Jakarta Globe, Fabio Benedetti-Valentini, Mar 04, 2015
|Republican Guards walk in the rain during a ceremony to welcome Quebec |
Prime Minister Philippe Couillard during a ceremony in the courtyard of the
Hotel des Invalides in Paris on March 2, 2015. (AFP Photo/Philippe Wojazer)
The former UBS Group banker whose cooperation with the U.S. helped expose tax evasion by thousands of Americans says the Swiss bank used similar practices elsewhere and he’s eager to help European governments.
“It’s not a U.S. issue, it’s not a French issue, it’s a global issue. UBS is the problem,” Bradley Birkenfeld said in an interview the day after testifying in a French investigation into similar allegations against UBS. “They’ve been doing it in every market: the Greek market, the Spanish market, the Italian market, the Scandinavian market, the German — I can go on and on, you get the picture.”
The French charged the world’s largest manager of money for the rich last year with laundering the proceeds of tax fraud and ordered the Zurich-based bank to pay 1.1 billion euros ($1.2 billion) to cover a potential penalty should the criminal probe result in a guilty finding. The judge leading the probe asked Birkenfeld to come to Paris to testify as a witness, according to a U.S. court decision authorizing the trip.
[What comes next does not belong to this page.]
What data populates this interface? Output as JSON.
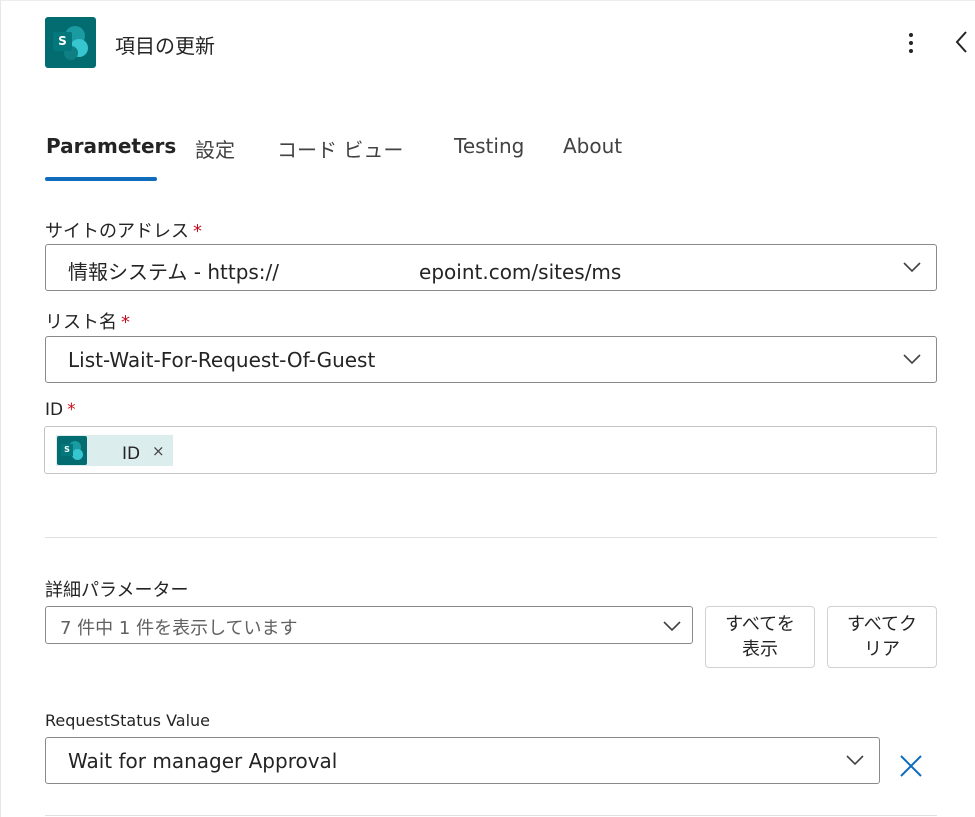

Birkenfeld’s testimony in the U.S. case helped secure a $780 million settlement with the bank in 2009. He went to prison for his role and is still on probation. In the interview with Bloomberg News, he said that during his years at UBS in Switzerland, he often spoke with colleagues who worked with French clients and understands how they operated.
“A witness who actively lobbied to get invited, needed to receive special permission to travel due to his court-ordered supervisory release, and never worked in the business in question, should have limited credibility,” UBS said in an e- mailed statement.
On the French case, the bank said, “the matter remains in a formal investigation phase, there is nothing more to add at this point.” Previously, the bank said the French probe has become a “highly politicized process” and that it’s “taken significant and broad steps to ensure tax compliance of our clients and will continue to do so.”
The U.S.-born banker flew to Paris last week and met with investigators led by judge Guillaume Daieff on Feb. 27, he said. In an interview the next day at a hotel near the Arc de Triomphe, Birkenfeld recounted his time at UBS in Switzerland, where he worked from 2001 to 2006. He declined to go into specifics about the judges’ questions.
He was part of a team that catered to 19,000 U.S. wealthy clients with about $20 billion in assets, he said. As a director, Birkenfeld said he “made good money for the bank and my clients” during his years at UBS.
He said that while he focused on North America, he spoke with his colleagues handling Europeans. UBS managed even more assets from Switzerland for French clients than for Americans, Birkenfeld said.
While he said in the Feb. 28 interview that he doesn’t deny he was “part of it,” Birkenfeld said he wants to use his knowledge of Geneva’s private banking “little boys’ club” to foster public awareness and fight financial misdeeds.
Birkenfeld pleaded guilty to conspiracy for his role in the U.S. case and was sentenced to 40 months in prison. After his release, he received a $104 million whistle-blower award from the Internal Revenue Service.
Since UBS handed over account names to the U.S., at least 50,000 U.S. taxpayers have avoided prosecution by disclosing offshore accounts to the IRS, generating more than $7 billion in taxes, interest and penalties.
Birkenfeld said he’s ready to help other authorities as he is with the French, “free of charge.” He is already cooperating with two that he declined to identify.
Birkenfeld turned 50 the day before meeting the judges. He now lives in New Hampshire, and it was his first trip to Europe since 2008.
Stuart Gulliver in Hong Kong in 2012: leaked files show that the HSBC chief
executive was a client of the bank’s Swiss subsidiary at the centre of the
scandal. Photograph: Bloomberg via Getty Images